What you are asked to do: Lines with the word "text" are the ones wanted. Copy each of them from the entries below.
(Data to examine begins)
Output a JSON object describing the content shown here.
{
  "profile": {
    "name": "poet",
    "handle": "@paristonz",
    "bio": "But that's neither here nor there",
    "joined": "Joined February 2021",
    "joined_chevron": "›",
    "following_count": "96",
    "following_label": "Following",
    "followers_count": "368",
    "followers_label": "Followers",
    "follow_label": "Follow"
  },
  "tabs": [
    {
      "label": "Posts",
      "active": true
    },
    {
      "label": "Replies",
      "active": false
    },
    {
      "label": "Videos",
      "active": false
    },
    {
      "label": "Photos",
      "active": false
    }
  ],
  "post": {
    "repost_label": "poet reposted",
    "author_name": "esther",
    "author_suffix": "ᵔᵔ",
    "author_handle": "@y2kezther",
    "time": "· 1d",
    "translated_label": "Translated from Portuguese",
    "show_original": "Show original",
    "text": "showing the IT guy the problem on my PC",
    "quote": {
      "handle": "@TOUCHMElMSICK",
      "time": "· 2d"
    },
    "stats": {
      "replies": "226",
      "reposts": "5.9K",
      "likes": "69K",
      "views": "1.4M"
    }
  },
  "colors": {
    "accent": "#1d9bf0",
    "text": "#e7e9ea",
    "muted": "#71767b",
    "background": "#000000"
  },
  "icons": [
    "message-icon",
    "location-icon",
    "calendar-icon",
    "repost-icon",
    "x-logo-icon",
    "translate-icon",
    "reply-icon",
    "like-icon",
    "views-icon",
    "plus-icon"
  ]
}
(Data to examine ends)
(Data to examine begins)
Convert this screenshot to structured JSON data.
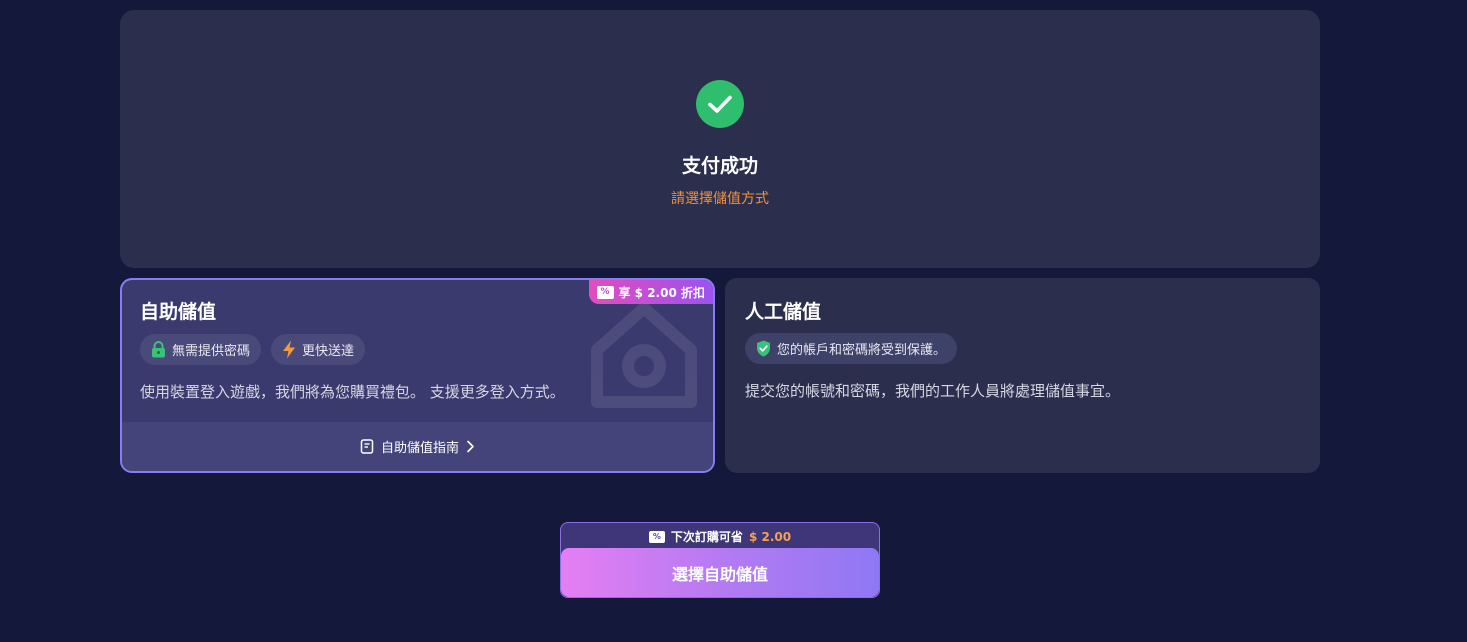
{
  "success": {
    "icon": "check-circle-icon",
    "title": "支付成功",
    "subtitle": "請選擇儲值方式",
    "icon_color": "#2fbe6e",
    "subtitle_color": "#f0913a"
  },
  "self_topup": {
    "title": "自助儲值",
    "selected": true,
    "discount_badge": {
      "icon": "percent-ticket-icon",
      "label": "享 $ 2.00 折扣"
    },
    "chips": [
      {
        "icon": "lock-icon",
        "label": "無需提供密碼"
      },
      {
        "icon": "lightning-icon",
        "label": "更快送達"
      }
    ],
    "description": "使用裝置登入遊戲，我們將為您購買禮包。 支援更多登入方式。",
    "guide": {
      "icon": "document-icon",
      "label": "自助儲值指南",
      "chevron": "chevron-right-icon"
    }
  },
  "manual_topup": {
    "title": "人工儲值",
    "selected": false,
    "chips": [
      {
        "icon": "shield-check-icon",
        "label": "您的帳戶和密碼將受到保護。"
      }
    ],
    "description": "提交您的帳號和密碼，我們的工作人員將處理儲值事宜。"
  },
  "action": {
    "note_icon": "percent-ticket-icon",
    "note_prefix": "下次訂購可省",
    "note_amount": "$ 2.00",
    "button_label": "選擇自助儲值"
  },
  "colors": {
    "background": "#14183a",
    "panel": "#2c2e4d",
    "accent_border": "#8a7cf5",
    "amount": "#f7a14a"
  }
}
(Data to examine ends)
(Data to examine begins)
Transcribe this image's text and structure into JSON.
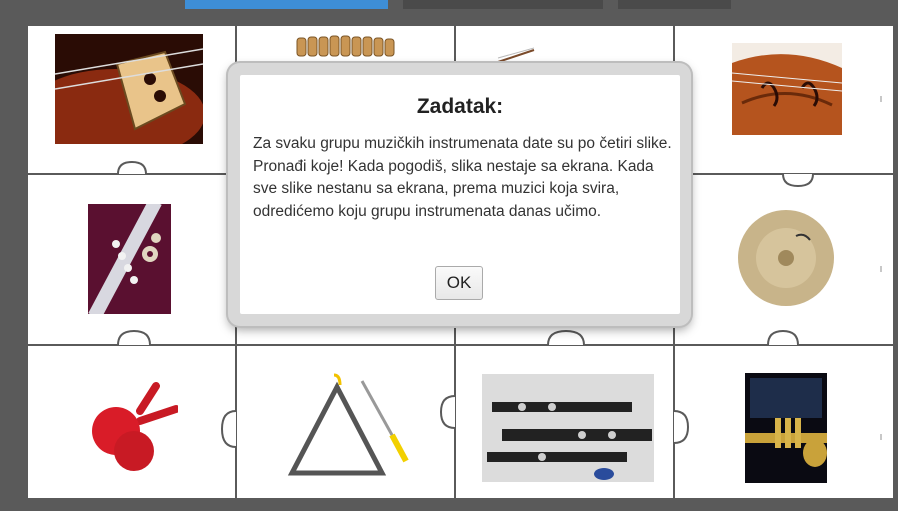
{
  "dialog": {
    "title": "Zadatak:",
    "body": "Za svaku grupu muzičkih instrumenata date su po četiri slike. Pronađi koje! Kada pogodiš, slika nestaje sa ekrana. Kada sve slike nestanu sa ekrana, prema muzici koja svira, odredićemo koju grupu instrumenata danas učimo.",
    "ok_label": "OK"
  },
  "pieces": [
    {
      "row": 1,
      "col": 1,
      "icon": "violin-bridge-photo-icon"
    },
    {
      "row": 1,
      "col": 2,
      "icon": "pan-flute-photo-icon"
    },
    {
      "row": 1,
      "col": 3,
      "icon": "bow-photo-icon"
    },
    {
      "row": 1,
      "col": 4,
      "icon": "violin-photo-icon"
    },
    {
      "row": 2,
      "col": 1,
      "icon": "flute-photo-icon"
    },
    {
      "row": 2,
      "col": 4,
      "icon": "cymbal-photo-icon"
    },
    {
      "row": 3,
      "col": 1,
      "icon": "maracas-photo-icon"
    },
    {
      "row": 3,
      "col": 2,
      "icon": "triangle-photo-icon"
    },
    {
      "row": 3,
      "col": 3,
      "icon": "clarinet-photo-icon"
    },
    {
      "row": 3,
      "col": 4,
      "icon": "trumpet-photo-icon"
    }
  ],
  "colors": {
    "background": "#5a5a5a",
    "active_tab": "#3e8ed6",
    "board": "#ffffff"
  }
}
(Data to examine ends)
Answer space:
    "text": "showing the IT guy the problem on my PC",
    "text": "#e7e9ea",
Transcribe this image's text and structure into JSON.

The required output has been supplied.